    RLI Electric LawnSite Senior Member
    Posts: 381

    Bumping this back up. Has anyone heard of GIMP? A client of mine suggested this. He told me that they have done cool stuff (not lighting related) but supposedly cool nonetheless. I am going to attach a photo I took to let you shred apart. It is my second night with the camera so have a little compassion. I still havent figured out settings on it. The luminance on the house is from a street light 500 feet away. I didn't even know it was there but the camera somehow found it.

    Decent walk.jpg
     
  9. Mickhippy

    Mickhippy LawnSite Platinum Member
    Posts: 4,250

    Is the camera on a tripod or anything? I am far from an expert but night/low light shots need a long exposer time, longer than you can hold a camera perfectly stable.

    I am a little hung over and crusty eyed at the moment but your photo looks a tad blurry.
    I suggest you use a tripod (or something totally stable) and a longer exposure time.

    This will explain it better... http://www.basic-digital-photography.com/how-to-take-night-photos.html

    Picasa is a great program. Gimp etc are a bit more difficult to work out.

    In the end, what ever program you use, you need to start out with the best possible photo.
     
  10. INTEGRA Bespoke Lighting

    INTEGRA Bespoke Lighting LawnSite Platinum Member
    Posts: 4,102

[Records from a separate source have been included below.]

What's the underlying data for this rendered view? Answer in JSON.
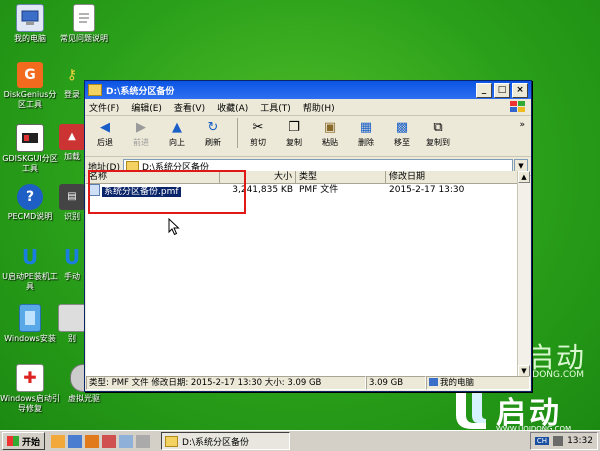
{
  "desktop": {
    "icons": [
      {
        "label": "我的电脑"
      },
      {
        "label": "常见问题说明"
      },
      {
        "label": "DiskGenius分区工具"
      },
      {
        "label": "登录"
      },
      {
        "label": "GDISKGUI分区工具"
      },
      {
        "label": "加载"
      },
      {
        "label": "PECMD说明"
      },
      {
        "label": "识别"
      },
      {
        "label": "U启动PE装机工具"
      },
      {
        "label": "手动"
      },
      {
        "label": "Windows安装"
      },
      {
        "label": "别"
      },
      {
        "label": "Windows启动引导修复"
      },
      {
        "label": "虚拟光驱"
      }
    ],
    "watermark_big": "启动",
    "watermark_small": "QIDONG.COM",
    "logo_text": "启动",
    "logo_url": "WWW.UQIDONG.COM"
  },
  "window": {
    "title": "D:\\系统分区备份",
    "menu": [
      "文件(F)",
      "编辑(E)",
      "查看(V)",
      "收藏(A)",
      "工具(T)",
      "帮助(H)"
    ],
    "toolbar": [
      {
        "label": "后退",
        "icon": "back-arrow-icon",
        "enabled": true
      },
      {
        "label": "前进",
        "icon": "forward-arrow-icon",
        "enabled": false
      },
      {
        "label": "向上",
        "icon": "up-arrow-icon",
        "enabled": true
      },
      {
        "label": "刷新",
        "icon": "refresh-icon",
        "enabled": true
      },
      {
        "label": "剪切",
        "icon": "cut-icon",
        "enabled": true
      },
      {
        "label": "复制",
        "icon": "copy-icon",
        "enabled": true
      },
      {
        "label": "粘贴",
        "icon": "paste-icon",
        "enabled": true
      },
      {
        "label": "删除",
        "icon": "delete-icon",
        "enabled": true
      },
      {
        "label": "移至",
        "icon": "move-icon",
        "enabled": true
      },
      {
        "label": "复制到",
        "icon": "copy-to-icon",
        "enabled": true
      }
    ],
    "address_label": "地址(D)",
    "address_value": "D:\\系统分区备份",
    "columns": [
      "名称",
      "大小",
      "类型",
      "修改日期"
    ],
    "files": [
      {
        "name": "系统分区备份.pmf",
        "size": "3,241,835 KB",
        "type": "PMF 文件",
        "modified": "2015-2-17 13:30"
      }
    ],
    "status": {
      "info": "类型: PMF 文件 修改日期: 2015-2-17 13:30 大小: 3.09 GB",
      "size": "3.09 GB",
      "location": "我的电脑"
    }
  },
  "taskbar": {
    "start_label": "开始",
    "task_label": "D:\\系统分区备份",
    "ime": "CH",
    "time": "13:32"
  },
  "colors": {
    "desktop": "#2fa71a",
    "titlebar": "#0a54e3",
    "selection": "#0a246a",
    "highlight_box": "#e01818"
  }
}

    Our Ausie friend is right. You will need a good, stable tripod and a shutter release for the camera in order to take really good shots. If you don't want to spend the money on name brand tripods I highly recommend you visit www.amvona.com for some excellent off brand equipment.
     

Share This Page